One popular type of play that traders often look for is stocks that have unusually high short positions (example) ahead of an upcoming catalyst for the possibility of a short squeeze. The most commonly used method to measure the size and theoretical strength of a possible short squeeze is measured by a short interest ratio, which is the short interest divided by the daily average volume. The theory goes that the higher the number the more illiquid the stock is relative to the buying (covering) interest that would follow. This lack of supply versus long demand can cause a short squeeze with shorts aggressively buying shares to cover their positions. Sometimes even they are forced to cover due to margin calls, causing forced buy-in and unusually high buy volume and upwards movement. Generally a short ratio over 3 be would considered to be high, as it represents a full 3 days of volume for shorts to cover their positions.
A huge short ratio though can be a double-edge sword. Sometimes the reason for the unusually high short interest is simply due to a traders being aware of an upcoming event such as a bad earnings report versus analyst expectations. As an example, investors in Skullcandy (SKUL) learned this the hard way. SKUL had a short ratio over 10 despite analyst estimates for a cheap-looking forward PE of under 10 and a history of sales and EPS that consistently was beating analysts handily. But when the earnings came out, SKUL slashed guidance and the stock got crushed on competition fears. The lesson learned with SKUL is although many times betting on a large short ratio can lead to a short squeeze, it's far from a sure thing. But there's plenty of short squeeze opportunities with earnings reports that often fair better.
On December 5, there happens to be 4 companies reporting that have excessively large short ratios. Earnings can often be the right catalyst to cause a short squeeze though of course the risk is higher as seen with SKUL. Despite the results of SKUL, often times large short positions ahead of a catalyst like an earnings report = potential opportunity. See the table below for a list of 4 stocks in order from smallest to largest short ratio (all data taken from shortsqueeze.com):
|Symbol||Short Interest||Average Volume||Short Ratio|
(1) Ascena Retail Group (ASNA) - after hours
Ascena Retail Group, Inc., through its subsidiaries, operates as a specialty retailer of apparel for women and tween girls. Its principal retail brands comprise Justice, Lane Bryant, maurices, dressbarn, and Catherines brands. It has a tendency, though not always, to beat earnings estimates. With a PE of 10 vs. fiscal 2014 estimates, it looks cheap to me with any even small surprise beat. With a short ratio of near 4, a mini short squeeze could take place.
(2) Verint Systems (VRNT) - after hours
Verint Systems Inc. provides Actionable Intelligence solutions and value-added services worldwide. Its solutions are used to capture, distill, and analyze underused information sources, such as voice, video, and unstructured text.
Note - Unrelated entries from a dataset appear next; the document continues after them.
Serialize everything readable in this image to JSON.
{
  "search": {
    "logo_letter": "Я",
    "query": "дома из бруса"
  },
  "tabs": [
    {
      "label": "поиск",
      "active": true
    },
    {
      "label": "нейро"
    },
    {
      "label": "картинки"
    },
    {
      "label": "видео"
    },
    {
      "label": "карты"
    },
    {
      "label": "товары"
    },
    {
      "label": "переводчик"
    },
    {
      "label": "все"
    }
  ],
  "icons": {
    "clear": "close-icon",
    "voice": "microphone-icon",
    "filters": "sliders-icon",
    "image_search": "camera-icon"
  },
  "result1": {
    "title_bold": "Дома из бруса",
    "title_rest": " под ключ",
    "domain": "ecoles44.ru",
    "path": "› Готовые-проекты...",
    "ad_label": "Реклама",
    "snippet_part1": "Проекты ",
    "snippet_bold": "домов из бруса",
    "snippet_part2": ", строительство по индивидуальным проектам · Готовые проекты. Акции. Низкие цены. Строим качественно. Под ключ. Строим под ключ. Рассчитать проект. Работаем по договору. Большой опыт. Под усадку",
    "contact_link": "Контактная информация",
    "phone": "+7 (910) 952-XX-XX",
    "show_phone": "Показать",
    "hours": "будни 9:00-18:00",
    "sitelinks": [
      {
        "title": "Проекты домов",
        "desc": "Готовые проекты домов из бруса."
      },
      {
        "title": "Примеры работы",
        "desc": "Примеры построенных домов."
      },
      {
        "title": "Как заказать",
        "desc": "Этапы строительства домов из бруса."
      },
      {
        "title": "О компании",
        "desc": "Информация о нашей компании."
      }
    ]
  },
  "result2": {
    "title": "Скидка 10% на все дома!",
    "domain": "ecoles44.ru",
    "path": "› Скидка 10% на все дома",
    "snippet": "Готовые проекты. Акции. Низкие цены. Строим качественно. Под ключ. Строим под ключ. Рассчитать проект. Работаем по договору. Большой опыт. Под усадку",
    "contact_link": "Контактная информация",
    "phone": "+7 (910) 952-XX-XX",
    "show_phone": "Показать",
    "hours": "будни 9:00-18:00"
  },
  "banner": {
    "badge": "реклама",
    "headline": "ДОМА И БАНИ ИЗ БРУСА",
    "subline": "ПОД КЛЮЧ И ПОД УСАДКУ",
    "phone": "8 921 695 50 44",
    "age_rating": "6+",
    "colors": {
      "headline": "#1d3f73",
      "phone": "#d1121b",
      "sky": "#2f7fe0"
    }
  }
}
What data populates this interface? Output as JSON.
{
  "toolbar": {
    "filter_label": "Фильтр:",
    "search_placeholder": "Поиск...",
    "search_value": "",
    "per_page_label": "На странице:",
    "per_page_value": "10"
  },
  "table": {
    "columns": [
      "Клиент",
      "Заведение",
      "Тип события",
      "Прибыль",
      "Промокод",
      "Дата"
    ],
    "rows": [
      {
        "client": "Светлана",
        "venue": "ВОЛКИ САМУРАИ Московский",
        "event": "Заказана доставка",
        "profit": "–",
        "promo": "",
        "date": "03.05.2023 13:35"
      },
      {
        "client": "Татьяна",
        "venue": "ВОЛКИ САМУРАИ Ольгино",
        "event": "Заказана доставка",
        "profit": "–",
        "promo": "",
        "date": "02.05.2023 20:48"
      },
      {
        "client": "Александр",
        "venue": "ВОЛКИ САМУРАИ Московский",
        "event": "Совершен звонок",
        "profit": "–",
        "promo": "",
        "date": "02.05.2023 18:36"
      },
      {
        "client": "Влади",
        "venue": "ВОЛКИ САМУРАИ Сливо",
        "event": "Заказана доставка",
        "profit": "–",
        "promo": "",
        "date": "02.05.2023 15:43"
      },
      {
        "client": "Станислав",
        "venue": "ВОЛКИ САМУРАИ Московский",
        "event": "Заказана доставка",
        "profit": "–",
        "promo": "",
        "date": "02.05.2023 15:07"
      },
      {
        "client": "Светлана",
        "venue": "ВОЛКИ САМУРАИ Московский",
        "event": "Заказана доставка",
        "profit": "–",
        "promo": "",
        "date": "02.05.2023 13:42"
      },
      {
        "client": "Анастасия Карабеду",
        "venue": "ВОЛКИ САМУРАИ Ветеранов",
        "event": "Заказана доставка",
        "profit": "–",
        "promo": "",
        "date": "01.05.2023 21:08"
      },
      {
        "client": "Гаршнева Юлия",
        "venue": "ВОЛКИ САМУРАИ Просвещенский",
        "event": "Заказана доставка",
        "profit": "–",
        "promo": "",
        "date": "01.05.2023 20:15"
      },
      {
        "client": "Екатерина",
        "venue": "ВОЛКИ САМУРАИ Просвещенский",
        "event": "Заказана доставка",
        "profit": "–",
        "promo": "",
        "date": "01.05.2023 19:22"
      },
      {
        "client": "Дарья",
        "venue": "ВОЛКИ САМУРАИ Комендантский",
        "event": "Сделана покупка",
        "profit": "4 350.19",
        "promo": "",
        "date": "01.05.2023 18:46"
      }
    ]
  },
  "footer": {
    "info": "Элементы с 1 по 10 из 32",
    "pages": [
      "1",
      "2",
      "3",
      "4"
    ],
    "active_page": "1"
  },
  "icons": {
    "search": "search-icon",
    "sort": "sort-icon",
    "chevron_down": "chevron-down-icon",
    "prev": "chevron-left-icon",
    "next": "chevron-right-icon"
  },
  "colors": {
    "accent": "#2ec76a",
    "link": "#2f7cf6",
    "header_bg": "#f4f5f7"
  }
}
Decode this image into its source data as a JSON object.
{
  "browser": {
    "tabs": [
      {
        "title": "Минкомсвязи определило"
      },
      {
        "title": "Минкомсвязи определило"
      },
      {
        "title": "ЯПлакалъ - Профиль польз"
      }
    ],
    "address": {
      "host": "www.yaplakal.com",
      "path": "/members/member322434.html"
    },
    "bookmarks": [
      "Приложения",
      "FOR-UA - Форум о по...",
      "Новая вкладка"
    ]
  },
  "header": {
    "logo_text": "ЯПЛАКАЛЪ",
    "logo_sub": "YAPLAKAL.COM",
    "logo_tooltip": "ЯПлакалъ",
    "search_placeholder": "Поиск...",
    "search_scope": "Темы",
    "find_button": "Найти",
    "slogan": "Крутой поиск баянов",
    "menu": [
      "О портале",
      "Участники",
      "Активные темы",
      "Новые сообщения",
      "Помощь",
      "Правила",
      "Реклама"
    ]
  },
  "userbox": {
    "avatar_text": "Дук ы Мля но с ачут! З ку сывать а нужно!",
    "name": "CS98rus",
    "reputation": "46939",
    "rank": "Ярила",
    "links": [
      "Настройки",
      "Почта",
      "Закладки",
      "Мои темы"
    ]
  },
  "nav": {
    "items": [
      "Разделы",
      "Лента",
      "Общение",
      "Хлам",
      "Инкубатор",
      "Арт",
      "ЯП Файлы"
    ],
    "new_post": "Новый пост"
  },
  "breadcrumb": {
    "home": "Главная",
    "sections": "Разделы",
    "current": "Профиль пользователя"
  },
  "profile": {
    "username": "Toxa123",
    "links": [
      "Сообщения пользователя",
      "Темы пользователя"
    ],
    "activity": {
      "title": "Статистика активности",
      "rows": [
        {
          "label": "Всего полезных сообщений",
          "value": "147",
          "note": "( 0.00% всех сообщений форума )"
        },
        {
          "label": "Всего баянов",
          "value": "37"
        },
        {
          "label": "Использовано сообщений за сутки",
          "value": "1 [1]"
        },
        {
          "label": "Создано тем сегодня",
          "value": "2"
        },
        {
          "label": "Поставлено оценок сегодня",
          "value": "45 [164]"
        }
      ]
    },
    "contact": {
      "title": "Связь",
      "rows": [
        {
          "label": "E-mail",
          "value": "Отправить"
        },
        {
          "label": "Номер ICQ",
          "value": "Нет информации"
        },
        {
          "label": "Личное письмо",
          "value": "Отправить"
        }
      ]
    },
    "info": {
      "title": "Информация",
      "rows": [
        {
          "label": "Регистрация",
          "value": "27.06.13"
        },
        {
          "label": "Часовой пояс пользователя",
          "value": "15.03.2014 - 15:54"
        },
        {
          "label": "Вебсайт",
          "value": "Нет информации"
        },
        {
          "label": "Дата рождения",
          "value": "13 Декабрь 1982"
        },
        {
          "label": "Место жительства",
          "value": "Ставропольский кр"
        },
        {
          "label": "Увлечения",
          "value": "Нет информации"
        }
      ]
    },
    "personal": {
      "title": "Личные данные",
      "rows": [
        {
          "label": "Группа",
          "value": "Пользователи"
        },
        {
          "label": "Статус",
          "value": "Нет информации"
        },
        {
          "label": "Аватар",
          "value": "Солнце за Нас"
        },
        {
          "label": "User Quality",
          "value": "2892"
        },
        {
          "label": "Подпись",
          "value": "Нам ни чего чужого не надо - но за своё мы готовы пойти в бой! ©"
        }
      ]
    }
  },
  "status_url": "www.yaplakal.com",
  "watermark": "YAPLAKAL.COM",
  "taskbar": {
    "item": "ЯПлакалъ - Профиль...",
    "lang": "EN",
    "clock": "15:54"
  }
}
Nothing overly exciting, but they tend to beat estimates. I'm not thrilled with all the insider selling, but they are a solid earner expected to grow steadily going forward. I don't see much realistic downside risk with the report, but with a short ratio of over 7 the shorts disagree. This one should be a hard move in one direction or the other, depending on who's right.
(3) Francesca's Holdings Corporation (FRAN) - pre-market
Francesca's Holdings Corporation, through its subsidiary, Francesca's Collections, Inc., operates a chain of retail boutiques under the francesca's collections brand in the United States. Simple story: sales, earnings, and growth of both are all on fire. Some insider buying in September. Insider buying + a short ratio over 13 is usually a recipe for disaster for shorts. Rarely do shorts know better than insiders who are buying shares of their own company in the open market. I wouldn't want to still be short going into the report.
(4) Vera Bradley (VRA) - after hours
Vera Bradley, Inc., through its subsidiary, Vera Bradley Designs, Inc., engages in the design, production, marketing, and retail of stylish and functional accessories for women under the 'Vera Bradley' brand. Its products include a range of handbags, accessories, and travel and leisure items. VRA is expected by analysts to have a solid report and continue to grow both top and bottom line. There was a variety of officers buying in the open market earlier this year. With a strong holiday season, VRA could report a nice surprise and cause a short squeeze. Do the shorts know more than insiders? I highly doubt it. 29.5 short ratio is just out of control extremely high. This could turn into a textbook squeeze fast.